• _Records to use_:
────
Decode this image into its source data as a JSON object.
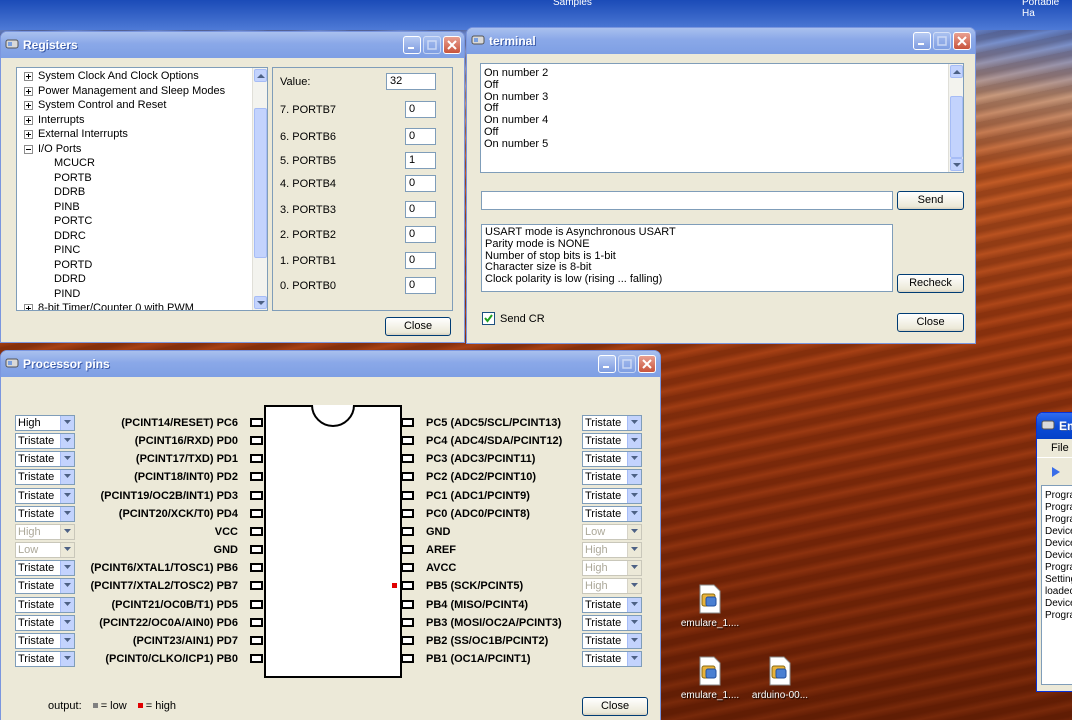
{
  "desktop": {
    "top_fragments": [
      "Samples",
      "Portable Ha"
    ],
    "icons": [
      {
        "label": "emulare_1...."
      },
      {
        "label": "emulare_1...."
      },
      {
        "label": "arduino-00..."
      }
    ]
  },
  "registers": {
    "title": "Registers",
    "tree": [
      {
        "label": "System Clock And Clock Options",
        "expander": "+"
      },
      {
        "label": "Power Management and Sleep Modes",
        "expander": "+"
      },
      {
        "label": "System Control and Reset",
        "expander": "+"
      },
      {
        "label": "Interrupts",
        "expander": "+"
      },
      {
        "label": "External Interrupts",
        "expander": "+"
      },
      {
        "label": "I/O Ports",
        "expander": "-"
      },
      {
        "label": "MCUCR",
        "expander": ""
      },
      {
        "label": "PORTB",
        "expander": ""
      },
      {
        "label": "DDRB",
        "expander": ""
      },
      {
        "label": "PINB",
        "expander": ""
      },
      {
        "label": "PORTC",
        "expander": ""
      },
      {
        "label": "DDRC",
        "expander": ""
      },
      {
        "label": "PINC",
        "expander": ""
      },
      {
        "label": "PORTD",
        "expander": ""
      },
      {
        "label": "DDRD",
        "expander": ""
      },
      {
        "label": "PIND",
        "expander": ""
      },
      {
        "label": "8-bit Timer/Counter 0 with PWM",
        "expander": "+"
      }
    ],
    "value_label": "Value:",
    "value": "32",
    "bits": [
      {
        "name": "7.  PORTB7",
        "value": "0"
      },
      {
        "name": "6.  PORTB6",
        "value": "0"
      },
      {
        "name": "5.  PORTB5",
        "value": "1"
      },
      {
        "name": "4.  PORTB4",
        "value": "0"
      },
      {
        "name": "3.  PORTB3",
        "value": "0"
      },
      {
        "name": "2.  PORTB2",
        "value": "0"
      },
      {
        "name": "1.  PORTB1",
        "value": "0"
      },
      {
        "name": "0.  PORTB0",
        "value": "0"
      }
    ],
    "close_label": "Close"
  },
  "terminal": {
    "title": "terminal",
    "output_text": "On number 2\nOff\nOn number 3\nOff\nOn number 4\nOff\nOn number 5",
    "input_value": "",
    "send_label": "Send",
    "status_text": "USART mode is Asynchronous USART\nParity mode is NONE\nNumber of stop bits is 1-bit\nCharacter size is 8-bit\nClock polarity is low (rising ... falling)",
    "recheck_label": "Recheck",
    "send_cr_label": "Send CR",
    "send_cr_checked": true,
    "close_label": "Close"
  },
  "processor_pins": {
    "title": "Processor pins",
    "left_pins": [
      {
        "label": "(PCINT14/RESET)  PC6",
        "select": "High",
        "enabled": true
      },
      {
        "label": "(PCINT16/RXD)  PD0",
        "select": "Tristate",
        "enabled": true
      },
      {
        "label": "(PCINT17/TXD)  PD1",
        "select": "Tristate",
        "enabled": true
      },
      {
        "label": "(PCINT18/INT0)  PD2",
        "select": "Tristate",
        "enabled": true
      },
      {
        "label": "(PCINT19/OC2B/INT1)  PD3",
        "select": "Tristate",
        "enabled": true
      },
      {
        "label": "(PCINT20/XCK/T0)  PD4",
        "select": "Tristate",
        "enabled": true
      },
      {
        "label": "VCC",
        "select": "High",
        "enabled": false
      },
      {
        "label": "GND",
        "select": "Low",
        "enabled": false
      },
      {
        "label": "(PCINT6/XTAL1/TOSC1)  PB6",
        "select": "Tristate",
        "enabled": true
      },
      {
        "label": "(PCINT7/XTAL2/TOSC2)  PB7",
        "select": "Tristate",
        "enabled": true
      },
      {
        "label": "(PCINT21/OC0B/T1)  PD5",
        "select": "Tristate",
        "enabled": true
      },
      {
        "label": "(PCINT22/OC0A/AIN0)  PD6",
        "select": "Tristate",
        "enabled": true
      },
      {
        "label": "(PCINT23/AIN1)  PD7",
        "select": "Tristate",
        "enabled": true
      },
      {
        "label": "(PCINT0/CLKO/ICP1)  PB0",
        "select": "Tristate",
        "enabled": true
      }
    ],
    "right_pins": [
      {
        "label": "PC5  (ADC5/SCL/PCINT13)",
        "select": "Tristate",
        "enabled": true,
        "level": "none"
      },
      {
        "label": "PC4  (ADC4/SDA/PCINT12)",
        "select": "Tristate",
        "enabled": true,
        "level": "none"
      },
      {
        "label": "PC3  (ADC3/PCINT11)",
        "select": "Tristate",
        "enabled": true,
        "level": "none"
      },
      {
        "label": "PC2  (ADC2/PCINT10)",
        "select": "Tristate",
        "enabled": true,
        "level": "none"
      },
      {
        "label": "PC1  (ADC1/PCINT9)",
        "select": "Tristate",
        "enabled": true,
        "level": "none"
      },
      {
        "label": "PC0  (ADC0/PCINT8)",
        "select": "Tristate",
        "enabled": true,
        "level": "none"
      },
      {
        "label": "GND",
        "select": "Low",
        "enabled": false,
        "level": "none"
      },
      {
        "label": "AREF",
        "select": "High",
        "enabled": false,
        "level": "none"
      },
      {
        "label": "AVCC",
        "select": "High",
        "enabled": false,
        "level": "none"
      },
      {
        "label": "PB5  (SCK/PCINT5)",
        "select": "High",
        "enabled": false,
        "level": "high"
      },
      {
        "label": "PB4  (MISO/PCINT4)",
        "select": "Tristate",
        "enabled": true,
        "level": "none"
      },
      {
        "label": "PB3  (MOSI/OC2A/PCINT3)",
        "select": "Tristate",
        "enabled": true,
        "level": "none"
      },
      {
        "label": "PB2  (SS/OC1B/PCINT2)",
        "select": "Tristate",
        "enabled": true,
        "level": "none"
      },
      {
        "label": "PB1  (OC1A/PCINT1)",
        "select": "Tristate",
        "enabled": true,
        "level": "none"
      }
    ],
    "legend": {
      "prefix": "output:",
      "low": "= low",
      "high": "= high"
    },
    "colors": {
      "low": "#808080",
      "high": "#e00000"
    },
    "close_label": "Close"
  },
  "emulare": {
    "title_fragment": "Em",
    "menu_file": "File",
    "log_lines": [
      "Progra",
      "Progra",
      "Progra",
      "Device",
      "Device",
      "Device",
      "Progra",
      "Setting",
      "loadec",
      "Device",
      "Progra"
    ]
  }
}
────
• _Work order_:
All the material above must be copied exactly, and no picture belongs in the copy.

• _Written response_:
Decode this image into its source data as a JSON object.
{
  "desktop": {
    "top_fragments": [
      "Samples",
      "Portable Ha"
    ],
    "icons": [
      {
        "label": "emulare_1...."
      },
      {
        "label": "emulare_1...."
      },
      {
        "label": "arduino-00..."
      }
    ]
  },
  "registers": {
    "title": "Registers",
    "tree": [
      {
        "label": "System Clock And Clock Options",
        "expander": "+"
      },
      {
        "label": "Power Management and Sleep Modes",
        "expander": "+"
      },
      {
        "label": "System Control and Reset",
        "expander": "+"
      },
      {
        "label": "Interrupts",
        "expander": "+"
      },
      {
        "label": "External Interrupts",
        "expander": "+"
      },
      {
        "label": "I/O Ports",
        "expander": "-"
      },
      {
        "label": "MCUCR",
        "expander": ""
      },
      {
        "label": "PORTB",
        "expander": ""
      },
      {
        "label": "DDRB",
        "expander": ""
      },
      {
        "label": "PINB",
        "expander": ""
      },
      {
        "label": "PORTC",
        "expander": ""
      },
      {
        "label": "DDRC",
        "expander": ""
      },
      {
        "label": "PINC",
        "expander": ""
      },
      {
        "label": "PORTD",
        "expander": ""
      },
      {
        "label": "DDRD",
        "expander": ""
      },
      {
        "label": "PIND",
        "expander": ""
      },
      {
        "label": "8-bit Timer/Counter 0 with PWM",
        "expander": "+"
      }
    ],
    "value_label": "Value:",
    "value": "32",
    "bits": [
      {
        "name": "7.  PORTB7",
        "value": "0"
      },
      {
        "name": "6.  PORTB6",
        "value": "0"
      },
      {
        "name": "5.  PORTB5",
        "value": "1"
      },
      {
        "name": "4.  PORTB4",
        "value": "0"
      },
      {
        "name": "3.  PORTB3",
        "value": "0"
      },
      {
        "name": "2.  PORTB2",
        "value": "0"
      },
      {
        "name": "1.  PORTB1",
        "value": "0"
      },
      {
        "name": "0.  PORTB0",
        "value": "0"
      }
    ],
    "close_label": "Close"
  },
  "terminal": {
    "title": "terminal",
    "output_text": "On number 2\nOff\nOn number 3\nOff\nOn number 4\nOff\nOn number 5",
    "input_value": "",
    "send_label": "Send",
    "status_text": "USART mode is Asynchronous USART\nParity mode is NONE\nNumber of stop bits is 1-bit\nCharacter size is 8-bit\nClock polarity is low (rising ... falling)",
    "recheck_label": "Recheck",
    "send_cr_label": "Send CR",
    "send_cr_checked": true,
    "close_label": "Close"
  },
  "processor_pins": {
    "title": "Processor pins",
    "left_pins": [
      {
        "label": "(PCINT14/RESET)  PC6",
        "select": "High",
        "enabled": true
      },
      {
        "label": "(PCINT16/RXD)  PD0",
        "select": "Tristate",
        "enabled": true
      },
      {
        "label": "(PCINT17/TXD)  PD1",
        "select": "Tristate",
        "enabled": true
      },
      {
        "label": "(PCINT18/INT0)  PD2",
        "select": "Tristate",
        "enabled": true
      },
      {
        "label": "(PCINT19/OC2B/INT1)  PD3",
        "select": "Tristate",
        "enabled": true
      },
      {
        "label": "(PCINT20/XCK/T0)  PD4",
        "select": "Tristate",
        "enabled": true
      },
      {
        "label": "VCC",
        "select": "High",
        "enabled": false
      },
      {
        "label": "GND",
        "select": "Low",
        "enabled": false
      },
      {
        "label": "(PCINT6/XTAL1/TOSC1)  PB6",
        "select": "Tristate",
        "enabled": true
      },
      {
        "label": "(PCINT7/XTAL2/TOSC2)  PB7",
        "select": "Tristate",
        "enabled": true
      },
      {
        "label": "(PCINT21/OC0B/T1)  PD5",
        "select": "Tristate",
        "enabled": true
      },
      {
        "label": "(PCINT22/OC0A/AIN0)  PD6",
        "select": "Tristate",
        "enabled": true
      },
      {
        "label": "(PCINT23/AIN1)  PD7",
        "select": "Tristate",
        "enabled": true
      },
      {
        "label": "(PCINT0/CLKO/ICP1)  PB0",
        "select": "Tristate",
        "enabled": true
      }
    ],
    "right_pins": [
      {
        "label": "PC5  (ADC5/SCL/PCINT13)",
        "select": "Tristate",
        "enabled": true,
        "level": "none"
      },
      {
        "label": "PC4  (ADC4/SDA/PCINT12)",
        "select": "Tristate",
        "enabled": true,
        "level": "none"
      },
      {
        "label": "PC3  (ADC3/PCINT11)",
        "select": "Tristate",
        "enabled": true,
        "level": "none"
      },
      {
        "label": "PC2  (ADC2/PCINT10)",
        "select": "Tristate",
        "enabled": true,
        "level": "none"
      },
      {
        "label": "PC1  (ADC1/PCINT9)",
        "select": "Tristate",
        "enabled": true,
        "level": "none"
      },
      {
        "label": "PC0  (ADC0/PCINT8)",
        "select": "Tristate",
        "enabled": true,
        "level": "none"
      },
      {
        "label": "GND",
        "select": "Low",
        "enabled": false,
        "level": "none"
      },
      {
        "label": "AREF",
        "select": "High",
        "enabled": false,
        "level": "none"
      },
      {
        "label": "AVCC",
        "select": "High",
        "enabled": false,
        "level": "none"
      },
      {
        "label": "PB5  (SCK/PCINT5)",
        "select": "High",
        "enabled": false,
        "level": "high"
      },
      {
        "label": "PB4  (MISO/PCINT4)",
        "select": "Tristate",
        "enabled": true,
        "level": "none"
      },
      {
        "label": "PB3  (MOSI/OC2A/PCINT3)",
        "select": "Tristate",
        "enabled": true,
        "level": "none"
      },
      {
        "label": "PB2  (SS/OC1B/PCINT2)",
        "select": "Tristate",
        "enabled": true,
        "level": "none"
      },
      {
        "label": "PB1  (OC1A/PCINT1)",
        "select": "Tristate",
        "enabled": true,
        "level": "none"
      }
    ],
    "legend": {
      "prefix": "output:",
      "low": "= low",
      "high": "= high"
    },
    "colors": {
      "low": "#808080",
      "high": "#e00000"
    },
    "close_label": "Close"
  },
  "emulare": {
    "title_fragment": "Em",
    "menu_file": "File",
    "log_lines": [
      "Progra",
      "Progra",
      "Progra",
      "Device",
      "Device",
      "Device",
      "Progra",
      "Setting",
      "loadec",
      "Device",
      "Progra"
    ]
  }
}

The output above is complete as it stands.